By Henry Brown
As technology changes and improves at an increasing pace year by year, so the workplace and all the workers in it need to adapt if they are to keep up with it and get the most out of all the advances.
One huge benefit of modern-day technology is that workers are less chained to their desks. They can decide to work from home for one or two days a week, or permanently, if their contract allows it. People collaborate internationally a lot more, so the regular nine-to-five day is changing and shifting, with workers communicating with colleagues in different time zones from their own sofas. Sometimes workers meet up with colleagues from regional offices at a halfway house.
So, there’s work, then there’s home, and now we have a third space.
What is the third space?
The third space is a place or a facility that lies somewhere between the office and the home environment.

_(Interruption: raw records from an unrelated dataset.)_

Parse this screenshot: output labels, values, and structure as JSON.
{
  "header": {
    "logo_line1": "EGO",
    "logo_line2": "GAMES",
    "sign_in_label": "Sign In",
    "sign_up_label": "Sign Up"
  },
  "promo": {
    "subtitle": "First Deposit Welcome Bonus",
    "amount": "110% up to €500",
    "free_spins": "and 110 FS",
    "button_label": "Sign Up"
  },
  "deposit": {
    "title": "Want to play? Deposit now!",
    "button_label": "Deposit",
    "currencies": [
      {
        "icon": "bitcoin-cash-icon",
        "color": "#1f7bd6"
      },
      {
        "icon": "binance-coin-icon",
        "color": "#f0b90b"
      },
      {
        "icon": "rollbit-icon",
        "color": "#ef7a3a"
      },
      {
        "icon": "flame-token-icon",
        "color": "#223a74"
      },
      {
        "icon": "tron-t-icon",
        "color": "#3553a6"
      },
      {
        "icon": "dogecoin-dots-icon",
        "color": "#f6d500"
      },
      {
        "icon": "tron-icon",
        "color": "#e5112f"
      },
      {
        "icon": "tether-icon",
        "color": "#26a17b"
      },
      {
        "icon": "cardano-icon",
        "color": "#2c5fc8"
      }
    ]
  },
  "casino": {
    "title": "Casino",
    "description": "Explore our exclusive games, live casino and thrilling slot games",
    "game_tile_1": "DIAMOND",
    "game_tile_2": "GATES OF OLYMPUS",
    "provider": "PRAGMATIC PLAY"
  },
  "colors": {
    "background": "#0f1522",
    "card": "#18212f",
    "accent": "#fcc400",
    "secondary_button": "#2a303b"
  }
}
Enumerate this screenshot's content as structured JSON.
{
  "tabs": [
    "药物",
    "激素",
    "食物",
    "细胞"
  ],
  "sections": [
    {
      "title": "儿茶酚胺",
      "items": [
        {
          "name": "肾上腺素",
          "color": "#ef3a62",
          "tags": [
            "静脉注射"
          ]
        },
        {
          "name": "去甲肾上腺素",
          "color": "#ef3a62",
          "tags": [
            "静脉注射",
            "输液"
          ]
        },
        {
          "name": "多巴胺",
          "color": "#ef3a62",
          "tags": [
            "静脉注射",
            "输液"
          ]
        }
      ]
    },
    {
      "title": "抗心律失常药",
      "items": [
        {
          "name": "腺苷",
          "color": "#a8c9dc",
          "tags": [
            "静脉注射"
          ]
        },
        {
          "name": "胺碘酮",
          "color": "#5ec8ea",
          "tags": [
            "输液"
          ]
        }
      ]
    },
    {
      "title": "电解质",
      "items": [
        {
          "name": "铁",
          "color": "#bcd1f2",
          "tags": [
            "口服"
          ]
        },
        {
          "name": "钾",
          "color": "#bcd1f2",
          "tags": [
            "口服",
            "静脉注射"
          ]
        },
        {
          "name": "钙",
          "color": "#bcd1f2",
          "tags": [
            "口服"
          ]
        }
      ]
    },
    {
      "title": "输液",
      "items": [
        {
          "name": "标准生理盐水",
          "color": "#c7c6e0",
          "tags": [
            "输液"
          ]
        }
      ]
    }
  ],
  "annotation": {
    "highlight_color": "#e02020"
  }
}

It’s somewhere for colleagues and clients to meet and work together – it’s informal, well-equipped and offers inspiration rather than the office grind or the slippers-on relaxation of home.
A third space can be a dedicated business hub in a thriving city, or a serviced office that a company uses on a pay-as-you-go basis. It could even be the quiet zone of a coffee shop, with free wi-fi and wireless charging.
It can even be within the company office itself. A lot of businesses are creating third spaces in overlooked parts of their premises. Comfortable seating, low lighting or mood lighting, as well as plug sockets and USB ports all combine to relax workers but keep them creative, keep them connected. If there’s no extra room in the company premises, then it might need to look options such as the serviced office space Brentford has to offer to set up that special zone.
Do businesses actually need third spaces?
There was a lot of skepticism about flexible working when it first became a thing, but after several years of loosening the leash, more than two-thirds of businesses say they see an increase in productivity and staff retention. Bosses realize that workers can have “Eureka!” moments anywhere, not just in front of their office desks.
Employees themselves say they have a better work-life balance with flexible working, which allows them to work smarter and longer.
Third spaces aren’t all the same, either. They can be open plan, inviting places that encourage brainstorming, or they can be a softly lit alcove for personal reflection and deep-thinking.
Hiring a third space can be cheaper
With more and more employees working from home, at least part of the time, and more people job-sharing, how many desks does a business actually need? Many companies are paying for large leased offices that they’re not using fully, so an eventual downsize saves a lot of money year after year. For those times when the company does need all hands on deck, a short-term serviced third space will fill the gap perfectly without the long-term shackles.
Henry Brown is an online marketing executive. When he isn’t talking shop he’s roaming the streets of London; uncovering the extra-ordinary in the ordinary.